Expected behavior for save method for custom datatypes in core

Hi Darius,

What is the recommended implementation of the save method for our core datatype? E.g if i add a LocationDatatype, from the javadocs of CustomDatatype.save(), it is implied that the implementation logic should probably call LocationService.save, is this true?


Hi Wyclif,

That’s not what you need to do. Reading the javadoc, I see that things could be more clear, and the method doesn’t have the perfect name.

This is the relevant bit:

(Simple datatype implementations that don’t require external storage may just serialize their typedValue to a String and return that.)

The idea is that the framework will call CustomDatatype.save(T, String) giving you the opportunity to persist something to external/remote storage if you need to. The save() method should return a String, which the framework will then save to the database (e.g. in the xyz_attribute table). If you persisted something to external storage, the String you return should be some sort of reference to the externally-stored value (and that’s why the code and documentation use “valueReference” everywhere). If the datatype is simple, and nothing got saved to remote storage, you can just return a simple String that represents the serialized value of the “T typedValue” that was passed in.

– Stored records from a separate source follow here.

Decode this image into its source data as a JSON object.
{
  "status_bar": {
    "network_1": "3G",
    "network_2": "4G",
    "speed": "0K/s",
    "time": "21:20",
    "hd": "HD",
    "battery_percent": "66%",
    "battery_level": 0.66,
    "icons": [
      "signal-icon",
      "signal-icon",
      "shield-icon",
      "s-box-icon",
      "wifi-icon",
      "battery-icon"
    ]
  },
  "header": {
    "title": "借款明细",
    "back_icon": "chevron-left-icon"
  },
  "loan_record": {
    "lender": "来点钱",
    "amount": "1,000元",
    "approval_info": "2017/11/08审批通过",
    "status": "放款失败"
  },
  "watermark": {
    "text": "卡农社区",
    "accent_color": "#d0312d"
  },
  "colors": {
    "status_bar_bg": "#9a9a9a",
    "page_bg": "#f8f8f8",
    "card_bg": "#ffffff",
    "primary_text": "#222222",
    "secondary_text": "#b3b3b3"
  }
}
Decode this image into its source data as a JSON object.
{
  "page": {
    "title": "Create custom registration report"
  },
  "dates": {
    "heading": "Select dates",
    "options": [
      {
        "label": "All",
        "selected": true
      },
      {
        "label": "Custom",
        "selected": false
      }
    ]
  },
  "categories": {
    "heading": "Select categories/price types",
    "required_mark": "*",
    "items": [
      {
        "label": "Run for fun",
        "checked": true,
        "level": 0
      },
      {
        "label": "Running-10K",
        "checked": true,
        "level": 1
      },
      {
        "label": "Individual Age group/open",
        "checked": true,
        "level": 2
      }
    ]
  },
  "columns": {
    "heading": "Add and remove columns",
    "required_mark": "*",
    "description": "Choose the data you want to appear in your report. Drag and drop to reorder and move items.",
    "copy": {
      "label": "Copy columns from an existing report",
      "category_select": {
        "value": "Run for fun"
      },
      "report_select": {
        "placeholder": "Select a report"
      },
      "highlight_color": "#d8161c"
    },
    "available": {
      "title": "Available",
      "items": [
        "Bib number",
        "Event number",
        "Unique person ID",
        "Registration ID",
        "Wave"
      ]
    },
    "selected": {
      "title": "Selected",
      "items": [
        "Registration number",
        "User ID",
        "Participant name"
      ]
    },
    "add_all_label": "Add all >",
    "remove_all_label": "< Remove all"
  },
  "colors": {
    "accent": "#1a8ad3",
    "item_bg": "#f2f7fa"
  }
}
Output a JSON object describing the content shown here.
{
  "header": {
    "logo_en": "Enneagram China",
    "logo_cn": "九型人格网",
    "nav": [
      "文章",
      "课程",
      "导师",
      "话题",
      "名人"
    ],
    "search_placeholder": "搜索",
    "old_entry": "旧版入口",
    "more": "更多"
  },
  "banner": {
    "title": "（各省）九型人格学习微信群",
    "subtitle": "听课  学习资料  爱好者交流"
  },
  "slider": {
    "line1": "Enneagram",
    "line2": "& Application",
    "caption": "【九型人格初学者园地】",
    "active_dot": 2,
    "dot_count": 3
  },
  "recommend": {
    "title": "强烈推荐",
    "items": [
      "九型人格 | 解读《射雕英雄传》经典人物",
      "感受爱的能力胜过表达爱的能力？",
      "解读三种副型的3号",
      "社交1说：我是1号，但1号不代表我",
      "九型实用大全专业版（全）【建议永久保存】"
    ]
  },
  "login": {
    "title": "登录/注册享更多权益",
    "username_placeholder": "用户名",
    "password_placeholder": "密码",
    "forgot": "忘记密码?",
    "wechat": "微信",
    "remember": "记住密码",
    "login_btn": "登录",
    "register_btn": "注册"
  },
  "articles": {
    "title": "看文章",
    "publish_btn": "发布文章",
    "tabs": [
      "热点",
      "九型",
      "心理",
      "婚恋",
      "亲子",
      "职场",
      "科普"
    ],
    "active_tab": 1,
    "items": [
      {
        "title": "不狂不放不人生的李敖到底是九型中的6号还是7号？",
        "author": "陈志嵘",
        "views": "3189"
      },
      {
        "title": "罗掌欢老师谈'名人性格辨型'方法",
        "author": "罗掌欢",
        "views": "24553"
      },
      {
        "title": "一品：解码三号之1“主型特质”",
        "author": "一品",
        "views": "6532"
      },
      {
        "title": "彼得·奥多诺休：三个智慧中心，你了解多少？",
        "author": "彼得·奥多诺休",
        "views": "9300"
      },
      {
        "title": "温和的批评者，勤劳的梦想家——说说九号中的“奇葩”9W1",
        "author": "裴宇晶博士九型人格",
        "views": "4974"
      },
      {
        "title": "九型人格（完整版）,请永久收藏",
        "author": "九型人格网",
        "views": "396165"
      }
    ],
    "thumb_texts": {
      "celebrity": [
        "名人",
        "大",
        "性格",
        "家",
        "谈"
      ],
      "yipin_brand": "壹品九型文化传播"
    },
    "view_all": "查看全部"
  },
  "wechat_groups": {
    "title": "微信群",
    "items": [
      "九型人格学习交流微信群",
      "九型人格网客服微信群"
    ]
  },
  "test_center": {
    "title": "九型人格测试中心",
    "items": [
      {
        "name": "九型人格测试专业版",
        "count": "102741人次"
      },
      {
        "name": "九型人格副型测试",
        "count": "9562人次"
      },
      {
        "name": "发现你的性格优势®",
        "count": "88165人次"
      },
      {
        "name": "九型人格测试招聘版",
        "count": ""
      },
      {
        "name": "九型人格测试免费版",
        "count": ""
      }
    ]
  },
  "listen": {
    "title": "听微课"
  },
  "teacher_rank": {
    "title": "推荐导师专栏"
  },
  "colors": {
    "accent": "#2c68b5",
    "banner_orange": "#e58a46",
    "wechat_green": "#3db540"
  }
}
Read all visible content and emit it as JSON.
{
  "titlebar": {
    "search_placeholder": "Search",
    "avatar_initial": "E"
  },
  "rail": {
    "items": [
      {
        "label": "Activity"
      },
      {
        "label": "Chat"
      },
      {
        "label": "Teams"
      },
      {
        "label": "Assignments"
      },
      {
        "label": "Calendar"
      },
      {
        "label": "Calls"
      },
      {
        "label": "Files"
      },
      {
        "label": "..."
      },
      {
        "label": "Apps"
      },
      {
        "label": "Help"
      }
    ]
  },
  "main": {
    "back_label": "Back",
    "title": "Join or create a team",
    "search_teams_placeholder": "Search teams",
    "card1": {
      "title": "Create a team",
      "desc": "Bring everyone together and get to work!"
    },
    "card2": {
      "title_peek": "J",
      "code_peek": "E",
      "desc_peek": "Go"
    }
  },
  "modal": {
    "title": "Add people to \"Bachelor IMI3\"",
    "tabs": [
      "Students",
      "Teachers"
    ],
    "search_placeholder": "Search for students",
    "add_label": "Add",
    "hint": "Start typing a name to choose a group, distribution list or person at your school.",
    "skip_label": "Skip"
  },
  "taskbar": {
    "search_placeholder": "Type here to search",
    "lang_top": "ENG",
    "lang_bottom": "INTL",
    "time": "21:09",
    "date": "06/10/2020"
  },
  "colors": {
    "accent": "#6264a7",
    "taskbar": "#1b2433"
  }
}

The LocationDatatype is a simple case, and you would just return the uuid of the location.

But even better in this case is to use the SerializingCustomDatatype base class, which already takes care of all the bookkeeping.

I think we need to update the documentation to be clear on this point, and to suggest that people use SerializingCustomDatatype in the common/simple case. (Also, SerializingCustomDatatype needs class-level javadoc.)

Serializing is a reasonable default; however, if the custom data type has a value that will always fit within the 64k of value_reference, then it can simply store the raw value itself – i.e., if you have a location datatype, you could just store the location’s id or, better yet, uuid.

Serialization makes things easier in Java; however, if the serialization puts a bunch of Java metadata into the field, it could make the data harder to use via SQL (e.g., for someone exporting data or running custom SQL queries against the database).

So, for complex datatypes with multiple properties, serializing is probably the most robust approach instead of coming up with custom representations in the database; however, for very simple datatypes (e.g., a uuid), storing the raw value has advantages.

BTW… I notice that we are [inconsistent in our attributes](file:///Users/burke/Documents/OpenMRS/data%20model/openmrs-data-model-1.11.html#.*attribute%24.value): person_attribute has a value (50), while location_attribute, provider_attribute, and visit_attribute all have value_reference (64k).

I assume that’s because location_attribute, like complex observations, preceded CustomDatatype. We should probably have some design discussions on how to merge the capabilities of complex obs into CustomDatatype so a single pattern for custom datatypes could be used throughout OpenMRS (including location attributes and complex observations). I believe CustomDatatype is missing views and both custom datatypes and complex observations handlers are missing the ability to do bulk operations (e.g., search).